Discussion mentioned the various limitations of such data--that different disciplines may have different numbers of graduates who would need to take such exams, for instance. It was pointed out that the main focus of how we want to use these data for discipline unit assessment is how the discipline is doing over time, where there turns out to be enough data to make that possible. O'Keefe thought it would be useful to get the comparison of incoming ACT scores and outgoing GRE scores. Mooney said that GRE scores do not go into Peoplesoft, this information would have to be entered by hand. Klinger said this would not be necessary, two sets of scores could be downloaded in some sort of reconcilable format and then merged in Excel or SPSS.

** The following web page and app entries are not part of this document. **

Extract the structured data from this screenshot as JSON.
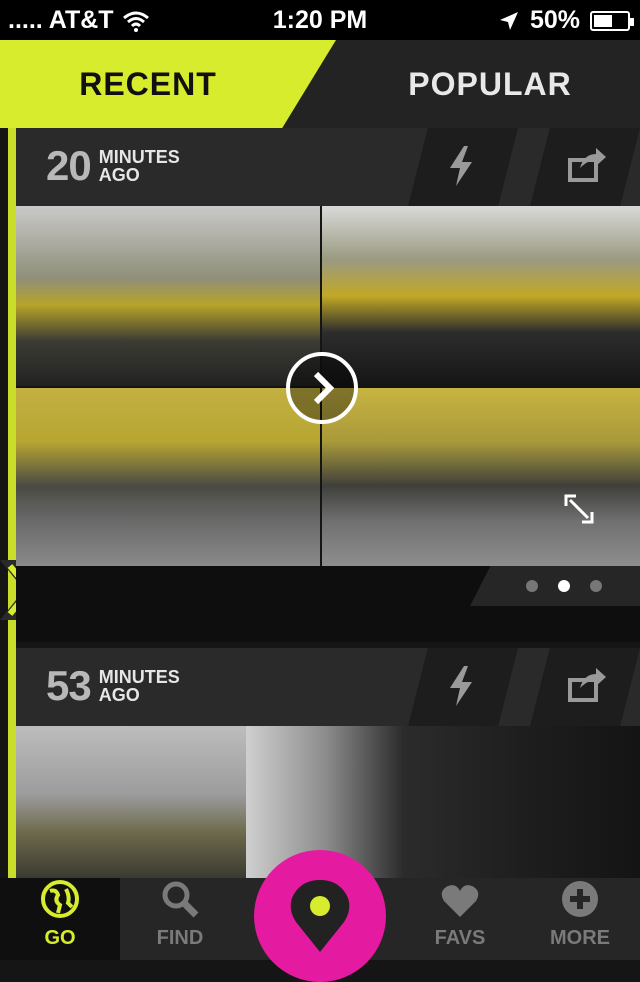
{
  "status": {
    "carrier": ".....  AT&T",
    "time": "1:20 PM",
    "battery": "50%",
    "battery_level": 0.5
  },
  "tabs": [
    {
      "label": "RECENT",
      "active": true
    },
    {
      "label": "POPULAR",
      "active": false
    }
  ],
  "colors": {
    "accent": "#d7ec2c",
    "center_button": "#e41aa0"
  },
  "feed": [
    {
      "number": "20",
      "unit_line1": "MINUTES",
      "unit_line2": "AGO",
      "actions": [
        "lightning-icon",
        "share-icon"
      ],
      "page_count": 3,
      "current_page": 2
    },
    {
      "number": "53",
      "unit_line1": "MINUTES",
      "unit_line2": "AGO",
      "actions": [
        "lightning-icon",
        "share-icon"
      ]
    }
  ],
  "nav": [
    {
      "label": "GO",
      "icon": "globe-icon",
      "active": true
    },
    {
      "label": "FIND",
      "icon": "search-icon",
      "active": false
    },
    {
      "label": "",
      "icon": "location-pin-icon",
      "active": false
    },
    {
      "label": "FAVS",
      "icon": "heart-icon",
      "active": false
    },
    {
      "label": "MORE",
      "icon": "plus-icon",
      "active": false
    }
  ]
}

  1. Burkes said that he had talked with Gary Donovan regarding the Former Student Survey. A copy of the survey was distributed to each committee member. Burks said that Donovan said that the survey has been administered about 9-12 months after leaving to every class that has graduated (except 4 or 5, mostly in the 80's), with a response rate typically of 50% or better. Burks stated that a bigger survey (done about every 10 years) was done in the early 70's, early 80's, and quite recently (1998-99?). This survey was sent to every known Alum, regardless when they graduated. Gary Donovan said he is happy to give our committee a copy of the data. Mooney was requested to start the process of obtaining this survey data, with the goal of compiling and analyzing the information for ASL purposes. The information will have to be obtained from the VAX, and it is not clear how much work it will be to get it
  2. formatted and analyzed. So Mooney should bring feedback to the committee on what is involved in obtaining and analyzing the information, so we can assess the resources needed.

  3. The committee reviewed the Economics and Management Research Seminar Evaluation Form. Burks said that the Disciplines that have capstone projects should be asked what measurement they use, other than a letter grade, if any.

Lopez discussed the e-mail that she will send out to all coordinators discussing the effort to streamline the process of assessment. Lopez said she would send out a draft to committee members asking for suggestions and ideas. The final e-mail will be sent out in January. Lopez said that the goal for the committee in the spring semester is to start putting the plans in motion, getting as many people involved as possible, and continue to work on streamlining the assessment process.

The next meeting has tentatively been set for Tuesday, January 23rd from 4:00 PM- 5:30 PM in the Prairie Lounge. A request for each committee member's schedule will be sent by e-mail to each member.

Meeting adjourned at 5:40 PM.